India - Food Wastage

Updated: Sep 8, 2020

That India suffers from acute hunger is no secret, but what shocks is that roughly 40% of the food produced in India goes directly to a landfill. It is no surprise then, that even after adequate food production, India is home to the largest number of malnourished children in the world; upto 37% of all Indian kids below the age of 5 are underweight according to one report.

Some problems that dog the nation when it comes to adequate nutrition distribution are: inefficiency of government programs, lack of transparency in revenue generation, insufficient and inefficient storage facilities, and lack of comprehensive and accurate inventories. While the Indian Government had voiced the need for regulation of food wasted at hotels, restaurants and weddings, in early 2017, it hasn't yet specifically addressed concerns posed by the retail sector.

There are various practices we, the citizens of this nation, can adopt to tackle this issue.The University of Massachusetts, for example, came up with an innovative solution to their food surplus problem: “Food Cameras” were installed around campus under which extra or unwanted could be left. The cameras would post pictures of the items on social media with an enticing “COME AND GET ME” caption leading to a campus wide scavenger hunt and virtual elimination of wasted food..

Some Simpler ways to reduce nip this problem in the bud are:


1. Shop efficiently: Never go shopping on an empty stomach. The sight and smell of the food will entice you into buying things you wouldn’t normally purchase. Also, just because something is on sale doesn’t mean you need 10 boxes of it, buy just what you need.



2. Proper food storage: Investing in good quality airtight food containers saves money in the long run. Also understanding the proper way to store different types of food can increase their shelf life..

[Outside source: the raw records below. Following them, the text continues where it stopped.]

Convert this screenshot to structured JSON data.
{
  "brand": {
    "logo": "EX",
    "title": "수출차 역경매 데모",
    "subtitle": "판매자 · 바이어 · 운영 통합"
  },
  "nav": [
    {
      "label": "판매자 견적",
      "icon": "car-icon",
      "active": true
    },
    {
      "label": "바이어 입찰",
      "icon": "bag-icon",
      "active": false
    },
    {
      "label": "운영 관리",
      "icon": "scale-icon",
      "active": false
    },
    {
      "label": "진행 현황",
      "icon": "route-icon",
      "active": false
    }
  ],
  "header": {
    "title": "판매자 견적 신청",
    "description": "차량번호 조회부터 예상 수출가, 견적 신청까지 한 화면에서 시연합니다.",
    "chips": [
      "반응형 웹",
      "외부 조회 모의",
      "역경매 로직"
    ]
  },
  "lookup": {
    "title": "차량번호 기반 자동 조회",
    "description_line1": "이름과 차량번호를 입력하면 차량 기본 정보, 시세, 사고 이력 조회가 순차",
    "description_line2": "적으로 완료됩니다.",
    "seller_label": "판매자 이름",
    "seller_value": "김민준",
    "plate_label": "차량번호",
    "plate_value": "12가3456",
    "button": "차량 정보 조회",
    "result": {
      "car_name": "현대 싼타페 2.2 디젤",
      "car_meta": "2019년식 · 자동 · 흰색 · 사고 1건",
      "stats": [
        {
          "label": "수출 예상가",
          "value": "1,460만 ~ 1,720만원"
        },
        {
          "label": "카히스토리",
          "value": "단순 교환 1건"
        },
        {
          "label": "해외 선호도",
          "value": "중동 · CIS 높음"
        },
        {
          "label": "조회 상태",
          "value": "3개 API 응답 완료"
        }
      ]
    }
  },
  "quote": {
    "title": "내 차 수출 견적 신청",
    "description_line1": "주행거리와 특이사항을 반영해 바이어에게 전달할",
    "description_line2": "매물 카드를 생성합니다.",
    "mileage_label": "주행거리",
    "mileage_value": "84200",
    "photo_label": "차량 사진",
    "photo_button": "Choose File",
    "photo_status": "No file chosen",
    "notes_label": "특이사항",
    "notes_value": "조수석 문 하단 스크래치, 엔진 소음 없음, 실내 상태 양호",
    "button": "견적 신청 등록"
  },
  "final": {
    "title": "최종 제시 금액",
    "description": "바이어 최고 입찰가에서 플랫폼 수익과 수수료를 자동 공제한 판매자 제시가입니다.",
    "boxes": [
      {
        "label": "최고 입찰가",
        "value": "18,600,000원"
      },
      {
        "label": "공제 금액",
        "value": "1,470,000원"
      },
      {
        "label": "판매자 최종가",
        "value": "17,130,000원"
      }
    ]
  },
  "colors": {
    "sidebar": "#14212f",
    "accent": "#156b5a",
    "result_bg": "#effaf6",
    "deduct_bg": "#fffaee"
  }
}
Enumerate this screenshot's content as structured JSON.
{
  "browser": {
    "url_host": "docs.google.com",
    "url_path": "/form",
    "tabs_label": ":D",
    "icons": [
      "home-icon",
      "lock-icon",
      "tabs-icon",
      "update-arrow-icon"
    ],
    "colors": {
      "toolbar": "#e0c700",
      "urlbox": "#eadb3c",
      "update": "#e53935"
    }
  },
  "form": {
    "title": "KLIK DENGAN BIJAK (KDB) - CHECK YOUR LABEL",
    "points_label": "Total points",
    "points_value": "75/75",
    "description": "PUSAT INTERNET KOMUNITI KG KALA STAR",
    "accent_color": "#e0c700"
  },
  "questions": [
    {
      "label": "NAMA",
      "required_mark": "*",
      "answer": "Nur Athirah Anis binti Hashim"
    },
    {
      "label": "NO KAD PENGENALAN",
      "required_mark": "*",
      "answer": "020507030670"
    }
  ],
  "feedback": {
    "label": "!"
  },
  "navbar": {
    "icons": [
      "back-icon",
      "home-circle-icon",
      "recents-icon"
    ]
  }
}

3. Understand Best Before dates: Some dates on products can be misleading. “Best before” doesn’t really mean the food needs to be binned. Although it is best to tread on the side of caution, if something smells and looks alright, it is probably safe to consume past the mentioned date.

4. Leftovers: Friends not foes: Although they sound unappealing, leftovers can be given a new lease on life by refreshing its sauce with a squeeze of lemon or adding some grated cheese or fresh veggies to amp up the oomph. There are literally dozens of youtube channels dedicated to helping you do just that.


5. Composting- A small garden or even a large pot can be used to compost kitchen scraps, turning them into the perfect plant food. All you need is organic matter, a soil base and some patience to turn dirt to gold.

6. Share- Sharing of excess food is a win-win: not only does it eliminate waste but also helps feed the needy. Many apps have been developed to help connect the dots and make a small dent in this Goliath problem.


Credits

Tauqir | Editing & Proofreading

Mail us for any queries to

 info@swantree.org

Our Network

Hyderabad, India     |     Nottingham, UK     |     Al Khobar, KSA

JOIN THE GROUP OF GREENHEADS WHO FOLLOW SWANTREE'S BLOG AND SOCIAL MEDIA

  • Artboard 3
  • Artboard 2
  • Artboard 5
  • Artboard 4